and had a predilection for power lines.
That could very nearly be called a vendetta.
Some of the volumes, in their vigor,
shed pages, showered the world
with poetry and cliffhangers
and snippets of wonder.
Office districts were soon buried
in white like Narnia in perpetual winter.
After a few damps nights, entire city blocks
were entombed in paper machê.
Antique districts swirled into yellowed autumns,
Washington transformed into a Hitchcock-ian hell
with tax code books circling slowly overhead
like buzzards awaiting prey.
Some lonely readers thought to lure
their loved ones home. Other readers plotted
to recapture them by trickery —
their methods as varied as their genre.
Poetry lovers were seen sprinting
through meadows with butterfly nets,
or canary cages baited with binder’s glue,
singing line and verse.
Mystery fans sleuthed while suspense
fans waited on tenterhooks. Horror
fans gathered to scribe ISBN numbers
into hearts of pentagrams, elaborately in red.
Baristas advised wafting cappuccino vapors
out the windows while lawyers filed injunctions
against authors, ordering them to cease
their trickery or face consequences.
Some readers even tried to signal them
with book lights from the rooftops.
Once, for a single night, the world lit up
like a great ocean reflecting the night stars.
But, as difficult as they were to pen, words
were ten times more elusive on the wing.
Try as readers might, the books wouldn’t listen
to reason and they couldn’t be caught.
Certain people had the temerity to shoot
at them, drunk and cocksure,
thinking the entire thing some grand sport.
That proved to be unwise.
Hemingway, Twain, and, even Dickens
wouldn’t stand for such impudence,

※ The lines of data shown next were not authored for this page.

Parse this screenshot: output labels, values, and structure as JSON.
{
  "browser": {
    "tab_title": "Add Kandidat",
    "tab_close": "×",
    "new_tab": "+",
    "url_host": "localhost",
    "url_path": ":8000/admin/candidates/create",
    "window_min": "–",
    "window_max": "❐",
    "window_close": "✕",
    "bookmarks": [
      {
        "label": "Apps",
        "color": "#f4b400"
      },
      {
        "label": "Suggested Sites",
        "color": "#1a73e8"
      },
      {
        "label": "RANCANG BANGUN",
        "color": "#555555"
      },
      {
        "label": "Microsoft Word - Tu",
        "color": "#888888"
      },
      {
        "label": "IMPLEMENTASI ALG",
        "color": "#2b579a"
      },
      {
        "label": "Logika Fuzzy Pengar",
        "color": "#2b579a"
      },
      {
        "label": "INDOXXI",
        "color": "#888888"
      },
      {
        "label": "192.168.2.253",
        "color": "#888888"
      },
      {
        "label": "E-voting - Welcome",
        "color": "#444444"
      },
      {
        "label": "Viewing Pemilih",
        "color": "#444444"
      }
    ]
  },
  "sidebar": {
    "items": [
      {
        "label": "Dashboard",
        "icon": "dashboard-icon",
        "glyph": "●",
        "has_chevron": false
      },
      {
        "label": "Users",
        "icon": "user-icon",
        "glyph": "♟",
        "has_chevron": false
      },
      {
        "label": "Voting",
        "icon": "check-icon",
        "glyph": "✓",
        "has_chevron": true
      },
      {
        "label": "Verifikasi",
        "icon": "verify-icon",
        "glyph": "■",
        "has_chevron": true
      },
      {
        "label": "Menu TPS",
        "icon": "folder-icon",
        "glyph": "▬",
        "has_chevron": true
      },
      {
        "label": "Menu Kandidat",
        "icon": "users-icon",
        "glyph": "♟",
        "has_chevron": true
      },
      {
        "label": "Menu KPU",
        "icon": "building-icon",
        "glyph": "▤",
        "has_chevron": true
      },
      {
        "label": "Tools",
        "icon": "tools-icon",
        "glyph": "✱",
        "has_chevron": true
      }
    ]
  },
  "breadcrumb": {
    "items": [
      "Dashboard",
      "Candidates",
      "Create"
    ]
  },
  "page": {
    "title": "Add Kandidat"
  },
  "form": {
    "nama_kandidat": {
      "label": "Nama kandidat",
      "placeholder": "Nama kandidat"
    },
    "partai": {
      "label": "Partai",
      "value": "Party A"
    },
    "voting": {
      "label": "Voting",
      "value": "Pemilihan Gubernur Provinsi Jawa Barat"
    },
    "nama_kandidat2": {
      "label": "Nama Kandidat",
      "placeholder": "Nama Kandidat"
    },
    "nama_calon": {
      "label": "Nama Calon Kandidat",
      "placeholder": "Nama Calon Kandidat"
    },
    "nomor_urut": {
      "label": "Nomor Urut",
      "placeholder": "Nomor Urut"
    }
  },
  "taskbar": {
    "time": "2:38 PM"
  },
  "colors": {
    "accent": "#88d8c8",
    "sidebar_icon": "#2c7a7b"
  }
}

and the men with guns
suddenly couldn’t run fast enough.
It was clear the books wouldn’t come down.
Citizens demanded solutions.
Officials all over the world took steps —
convened in capitols, passed resolutions.
They evicted molly-coddling librarians,
chained shut the library doors
boarded up the busted windows.
Briefly, it was poetic.
All the books fluttering
like exotic butterflies in gardens
or snowflakes in enormous globes.
The books didn’t tire, though,
and soon the libraries, too, were aloft,
hovering like giant zeppelins, plunging
cities, then the states, into twilight.
And then one night, just like that
without any ceremony or fanfare,
they left the world — ascending —
never to return.
Yes, the text was still there:
digitized, sanitized, organized.
But it wasn’t the same,
and it wasn’t long before people knew it.
Like salt without savor,
like flowers without scent,
the text was without soul
and offered nothing to their readers.
There were no sanctuaries of silence,
no temples of free thought.
There was only a gaping void
where no one had expected one —
the world had become a darker place.
Soon, men fashioned paper wings
scribed them with wild tales,
their eyes fixed heavenward.
Poetry written by Andrew Sutton, narrated by Henrik Aareskjold